===== Supplied information =====

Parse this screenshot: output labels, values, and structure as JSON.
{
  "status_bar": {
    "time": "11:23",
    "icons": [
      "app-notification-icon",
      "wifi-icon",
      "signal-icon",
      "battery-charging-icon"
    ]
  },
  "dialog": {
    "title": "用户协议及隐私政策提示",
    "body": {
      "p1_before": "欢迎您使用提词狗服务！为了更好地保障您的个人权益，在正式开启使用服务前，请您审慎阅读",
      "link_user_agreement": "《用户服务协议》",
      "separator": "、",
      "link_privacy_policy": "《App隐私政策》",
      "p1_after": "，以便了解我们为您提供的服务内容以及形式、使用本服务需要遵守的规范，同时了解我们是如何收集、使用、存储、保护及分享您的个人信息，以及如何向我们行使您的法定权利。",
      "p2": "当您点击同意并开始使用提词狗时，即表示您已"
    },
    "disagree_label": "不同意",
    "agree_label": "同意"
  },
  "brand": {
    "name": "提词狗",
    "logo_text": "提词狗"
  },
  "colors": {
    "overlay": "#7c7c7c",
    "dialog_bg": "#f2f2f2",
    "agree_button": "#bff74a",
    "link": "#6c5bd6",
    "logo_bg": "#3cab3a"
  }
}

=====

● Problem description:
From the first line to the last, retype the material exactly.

● Response box:
Parse this screenshot: output labels, values, and structure as JSON.
{
  "status_bar": {
    "time": "11:23",
    "icons": [
      "app-notification-icon",
      "wifi-icon",
      "signal-icon",
      "battery-charging-icon"
    ]
  },
  "dialog": {
    "title": "用户协议及隐私政策提示",
    "body": {
      "p1_before": "欢迎您使用提词狗服务！为了更好地保障您的个人权益，在正式开启使用服务前，请您审慎阅读",
      "link_user_agreement": "《用户服务协议》",
      "separator": "、",
      "link_privacy_policy": "《App隐私政策》",
      "p1_after": "，以便了解我们为您提供的服务内容以及形式、使用本服务需要遵守的规范，同时了解我们是如何收集、使用、存储、保护及分享您的个人信息，以及如何向我们行使您的法定权利。",
      "p2": "当您点击同意并开始使用提词狗时，即表示您已"
    },
    "disagree_label": "不同意",
    "agree_label": "同意"
  },
  "brand": {
    "name": "提词狗",
    "logo_text": "提词狗"
  },
  "colors": {
    "overlay": "#7c7c7c",
    "dialog_bg": "#f2f2f2",
    "agree_button": "#bff74a",
    "link": "#6c5bd6",
    "logo_bg": "#3cab3a"
  }
}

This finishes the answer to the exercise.